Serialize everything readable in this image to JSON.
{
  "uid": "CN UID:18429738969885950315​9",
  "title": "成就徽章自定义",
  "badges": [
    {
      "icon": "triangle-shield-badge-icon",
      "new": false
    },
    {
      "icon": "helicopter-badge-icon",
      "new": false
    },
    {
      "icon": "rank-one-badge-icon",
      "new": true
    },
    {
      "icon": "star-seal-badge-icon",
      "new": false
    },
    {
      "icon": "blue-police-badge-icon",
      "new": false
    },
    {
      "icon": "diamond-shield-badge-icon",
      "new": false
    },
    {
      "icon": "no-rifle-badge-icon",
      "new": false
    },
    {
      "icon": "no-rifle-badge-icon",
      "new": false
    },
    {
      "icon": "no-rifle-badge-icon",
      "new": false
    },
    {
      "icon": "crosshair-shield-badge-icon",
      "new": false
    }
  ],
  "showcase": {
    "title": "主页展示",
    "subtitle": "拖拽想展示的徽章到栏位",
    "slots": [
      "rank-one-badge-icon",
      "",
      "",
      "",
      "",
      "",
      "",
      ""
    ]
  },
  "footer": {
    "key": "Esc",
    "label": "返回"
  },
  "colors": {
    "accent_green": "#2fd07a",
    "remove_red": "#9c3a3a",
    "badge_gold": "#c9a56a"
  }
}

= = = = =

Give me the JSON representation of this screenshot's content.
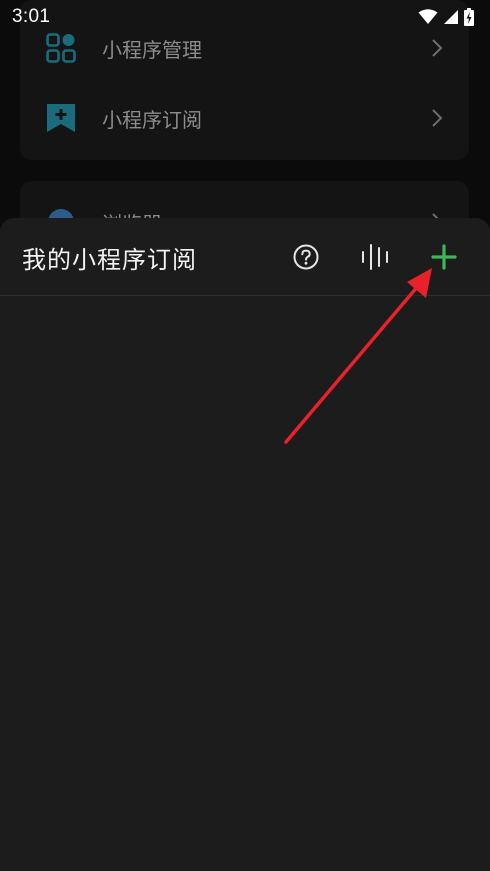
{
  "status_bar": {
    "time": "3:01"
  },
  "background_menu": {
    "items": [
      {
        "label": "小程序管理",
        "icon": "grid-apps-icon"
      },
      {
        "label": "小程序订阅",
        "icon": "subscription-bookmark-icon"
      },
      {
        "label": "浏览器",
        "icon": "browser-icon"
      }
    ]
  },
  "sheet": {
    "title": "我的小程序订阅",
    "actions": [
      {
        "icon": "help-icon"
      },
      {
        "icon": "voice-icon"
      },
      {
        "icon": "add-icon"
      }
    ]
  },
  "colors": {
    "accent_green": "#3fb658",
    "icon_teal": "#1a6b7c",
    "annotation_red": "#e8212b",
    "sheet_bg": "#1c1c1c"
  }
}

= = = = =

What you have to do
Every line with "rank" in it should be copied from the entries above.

Answer box
      "icon": "rank-one-badge-icon",
      "rank-one-badge-icon",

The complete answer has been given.